_Available records_.
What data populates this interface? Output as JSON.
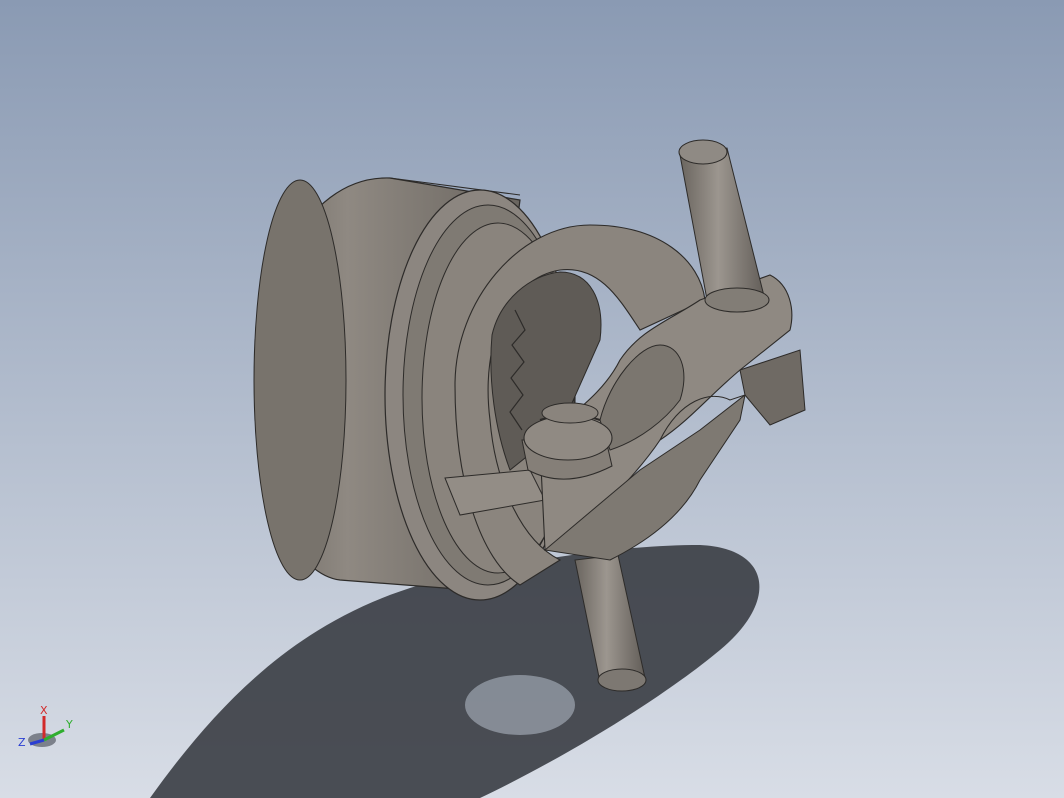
{
  "viewport": {
    "background_top": "#8a9ab3",
    "background_bottom": "#d8dde6",
    "model_color": "#8d877f",
    "shadow_color": "#3c3f46"
  },
  "triad": {
    "x_label": "X",
    "y_label": "Y",
    "z_label": "Z",
    "x_color": "#d22a2a",
    "y_color": "#2fae2f",
    "z_color": "#2a3ed2"
  }
}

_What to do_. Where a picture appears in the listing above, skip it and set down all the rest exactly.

_Output for this task_.
What data populates this interface? Output as JSON.
{
  "viewport": {
    "background_top": "#8a9ab3",
    "background_bottom": "#d8dde6",
    "model_color": "#8d877f",
    "shadow_color": "#3c3f46"
  },
  "triad": {
    "x_label": "X",
    "y_label": "Y",
    "z_label": "Z",
    "x_color": "#d22a2a",
    "y_color": "#2fae2f",
    "z_color": "#2a3ed2"
  }
}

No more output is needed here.